Problem requirements> Where does "Pape" occur in the listing? Copy every line that holds it.
==== Task input
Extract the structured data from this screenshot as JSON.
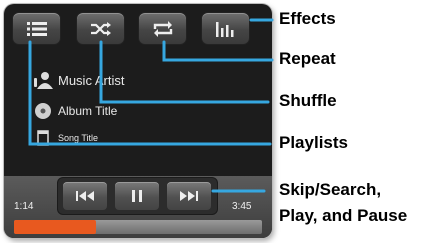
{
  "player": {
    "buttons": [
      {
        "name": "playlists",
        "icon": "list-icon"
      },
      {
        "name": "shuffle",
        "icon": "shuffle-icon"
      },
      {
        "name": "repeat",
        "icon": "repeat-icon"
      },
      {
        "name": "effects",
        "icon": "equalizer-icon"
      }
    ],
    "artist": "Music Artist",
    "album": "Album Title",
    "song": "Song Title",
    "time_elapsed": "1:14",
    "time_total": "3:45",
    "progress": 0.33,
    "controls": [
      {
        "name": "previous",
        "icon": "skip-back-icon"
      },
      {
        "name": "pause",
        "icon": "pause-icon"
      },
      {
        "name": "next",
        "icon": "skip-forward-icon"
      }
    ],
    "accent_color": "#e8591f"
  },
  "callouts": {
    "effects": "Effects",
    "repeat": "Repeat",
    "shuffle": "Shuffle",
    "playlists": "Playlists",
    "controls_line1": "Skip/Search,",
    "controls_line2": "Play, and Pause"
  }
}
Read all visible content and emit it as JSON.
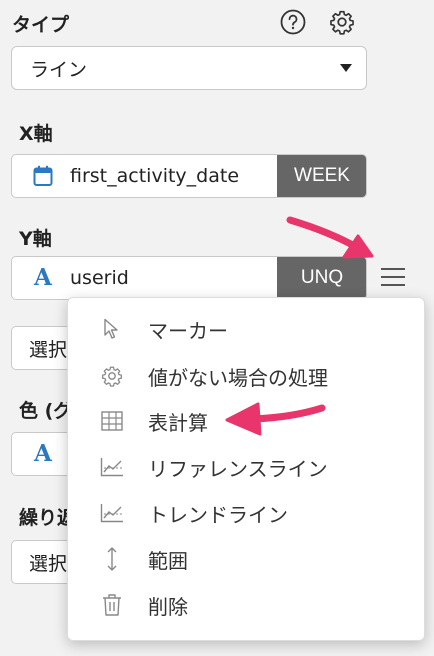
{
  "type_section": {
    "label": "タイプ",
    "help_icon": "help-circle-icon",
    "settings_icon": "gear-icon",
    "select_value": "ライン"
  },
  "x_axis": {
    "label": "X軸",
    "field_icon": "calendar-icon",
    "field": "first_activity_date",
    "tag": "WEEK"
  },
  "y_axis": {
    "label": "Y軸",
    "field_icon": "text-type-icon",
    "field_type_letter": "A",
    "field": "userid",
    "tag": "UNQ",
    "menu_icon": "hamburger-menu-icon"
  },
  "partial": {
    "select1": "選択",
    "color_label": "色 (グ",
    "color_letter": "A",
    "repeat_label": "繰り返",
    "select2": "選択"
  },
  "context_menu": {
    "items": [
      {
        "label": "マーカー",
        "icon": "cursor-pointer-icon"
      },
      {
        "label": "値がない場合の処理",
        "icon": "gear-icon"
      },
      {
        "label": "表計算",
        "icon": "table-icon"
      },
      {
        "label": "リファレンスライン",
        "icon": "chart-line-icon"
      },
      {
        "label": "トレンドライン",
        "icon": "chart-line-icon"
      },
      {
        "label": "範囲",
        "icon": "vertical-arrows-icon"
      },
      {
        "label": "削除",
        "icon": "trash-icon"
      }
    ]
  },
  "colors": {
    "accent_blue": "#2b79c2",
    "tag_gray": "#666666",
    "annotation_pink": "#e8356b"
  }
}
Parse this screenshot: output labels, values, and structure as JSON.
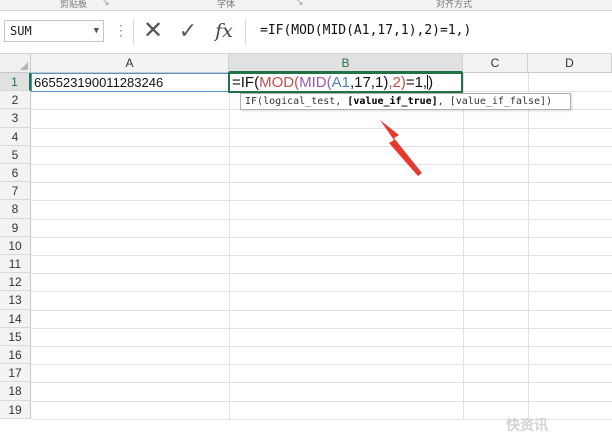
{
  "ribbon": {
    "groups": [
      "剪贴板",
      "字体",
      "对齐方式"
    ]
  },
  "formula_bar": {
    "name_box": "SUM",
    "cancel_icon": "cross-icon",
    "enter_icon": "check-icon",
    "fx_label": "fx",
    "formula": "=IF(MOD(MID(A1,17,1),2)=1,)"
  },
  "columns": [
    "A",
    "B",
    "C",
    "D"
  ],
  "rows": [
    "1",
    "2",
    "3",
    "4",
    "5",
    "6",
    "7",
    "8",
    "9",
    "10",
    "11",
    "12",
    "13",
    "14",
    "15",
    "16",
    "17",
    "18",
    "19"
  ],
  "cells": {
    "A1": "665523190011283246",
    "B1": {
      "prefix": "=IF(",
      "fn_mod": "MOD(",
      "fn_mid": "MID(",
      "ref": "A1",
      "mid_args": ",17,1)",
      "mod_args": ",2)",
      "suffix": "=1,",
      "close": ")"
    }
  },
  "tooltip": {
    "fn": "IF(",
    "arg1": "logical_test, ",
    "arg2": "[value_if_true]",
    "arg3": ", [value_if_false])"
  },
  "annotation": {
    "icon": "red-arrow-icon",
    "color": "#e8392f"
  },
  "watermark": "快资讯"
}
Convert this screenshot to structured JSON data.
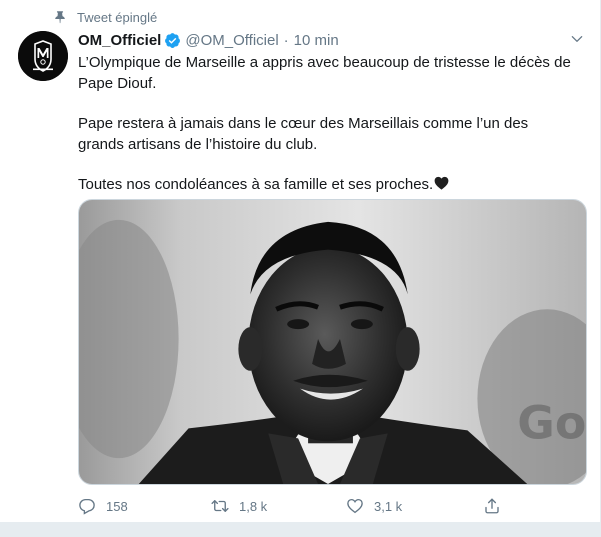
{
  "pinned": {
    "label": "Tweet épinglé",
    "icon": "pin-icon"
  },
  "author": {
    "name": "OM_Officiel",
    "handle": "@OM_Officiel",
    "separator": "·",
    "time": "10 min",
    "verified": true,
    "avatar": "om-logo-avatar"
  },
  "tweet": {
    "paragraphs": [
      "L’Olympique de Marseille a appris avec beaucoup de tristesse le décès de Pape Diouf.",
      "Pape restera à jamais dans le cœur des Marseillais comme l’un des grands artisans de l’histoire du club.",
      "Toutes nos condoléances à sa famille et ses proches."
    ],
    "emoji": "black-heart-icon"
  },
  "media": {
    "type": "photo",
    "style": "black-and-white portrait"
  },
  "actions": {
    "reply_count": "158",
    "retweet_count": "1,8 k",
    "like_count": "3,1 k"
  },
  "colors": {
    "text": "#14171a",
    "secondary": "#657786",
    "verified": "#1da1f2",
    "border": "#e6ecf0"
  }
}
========
Reply>
      "L’Olympique de Marseille a appris avec beaucoup de tristesse le décès de Pape Diouf.",
      "Pape restera à jamais dans le cœur des Marseillais comme l’un des grands artisans de l’histoire du club.",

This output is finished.